Extracted data -
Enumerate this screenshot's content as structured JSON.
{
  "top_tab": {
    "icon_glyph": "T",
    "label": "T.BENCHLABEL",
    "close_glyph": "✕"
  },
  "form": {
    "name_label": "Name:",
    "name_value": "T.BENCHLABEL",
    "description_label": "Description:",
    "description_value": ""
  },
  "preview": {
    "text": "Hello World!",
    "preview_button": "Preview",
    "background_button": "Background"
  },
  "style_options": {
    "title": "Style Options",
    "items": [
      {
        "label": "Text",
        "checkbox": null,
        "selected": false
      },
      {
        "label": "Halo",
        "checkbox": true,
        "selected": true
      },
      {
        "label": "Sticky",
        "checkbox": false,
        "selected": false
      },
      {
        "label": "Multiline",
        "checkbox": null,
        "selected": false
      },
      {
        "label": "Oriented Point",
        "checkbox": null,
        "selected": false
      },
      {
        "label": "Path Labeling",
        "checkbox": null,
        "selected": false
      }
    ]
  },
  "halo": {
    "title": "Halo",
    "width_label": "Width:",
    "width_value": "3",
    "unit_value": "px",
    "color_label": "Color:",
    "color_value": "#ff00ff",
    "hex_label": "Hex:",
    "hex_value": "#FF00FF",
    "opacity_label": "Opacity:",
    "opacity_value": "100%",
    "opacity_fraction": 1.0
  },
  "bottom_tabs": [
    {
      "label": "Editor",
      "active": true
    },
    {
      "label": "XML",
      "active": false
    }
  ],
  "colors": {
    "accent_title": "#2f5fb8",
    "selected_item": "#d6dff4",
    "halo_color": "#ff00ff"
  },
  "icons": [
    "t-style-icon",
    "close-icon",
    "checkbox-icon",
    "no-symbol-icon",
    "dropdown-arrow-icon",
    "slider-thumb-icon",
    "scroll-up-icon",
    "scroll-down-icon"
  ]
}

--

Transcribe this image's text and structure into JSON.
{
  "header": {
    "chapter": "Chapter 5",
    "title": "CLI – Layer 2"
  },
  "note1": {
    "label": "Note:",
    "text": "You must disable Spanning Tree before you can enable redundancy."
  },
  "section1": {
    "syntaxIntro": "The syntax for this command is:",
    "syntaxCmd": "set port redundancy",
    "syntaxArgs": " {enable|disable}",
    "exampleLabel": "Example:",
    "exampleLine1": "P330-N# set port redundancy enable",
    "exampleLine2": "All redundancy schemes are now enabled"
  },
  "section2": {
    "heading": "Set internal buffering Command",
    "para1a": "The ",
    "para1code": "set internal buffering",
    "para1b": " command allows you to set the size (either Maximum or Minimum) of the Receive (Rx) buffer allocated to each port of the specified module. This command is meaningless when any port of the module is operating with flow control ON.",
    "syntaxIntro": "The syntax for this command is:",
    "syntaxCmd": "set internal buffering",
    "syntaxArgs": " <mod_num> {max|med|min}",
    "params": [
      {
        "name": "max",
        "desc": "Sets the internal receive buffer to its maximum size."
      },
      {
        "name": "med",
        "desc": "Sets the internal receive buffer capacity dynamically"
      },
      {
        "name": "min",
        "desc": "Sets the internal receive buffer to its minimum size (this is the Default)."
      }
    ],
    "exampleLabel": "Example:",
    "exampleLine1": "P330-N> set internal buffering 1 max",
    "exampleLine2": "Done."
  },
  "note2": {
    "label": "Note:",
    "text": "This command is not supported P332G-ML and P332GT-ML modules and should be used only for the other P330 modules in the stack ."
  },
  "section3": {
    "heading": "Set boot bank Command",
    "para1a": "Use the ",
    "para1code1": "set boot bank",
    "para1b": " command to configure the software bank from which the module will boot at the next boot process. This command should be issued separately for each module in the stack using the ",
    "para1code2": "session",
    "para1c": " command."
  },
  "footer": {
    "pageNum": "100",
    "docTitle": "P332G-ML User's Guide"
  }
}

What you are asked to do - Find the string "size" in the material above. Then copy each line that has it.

Exercise solution -
    "para1b": " command allows you to set the size (either Maximum or Minimum) of the Receive (Rx) buffer allocated to each port of the specified module. This command is meaningless when any port of the module is operating with flow control ON.",
        "desc": "Sets the internal receive buffer to its maximum size."
        "desc": "Sets the internal receive buffer to its minimum size (this is the Default)."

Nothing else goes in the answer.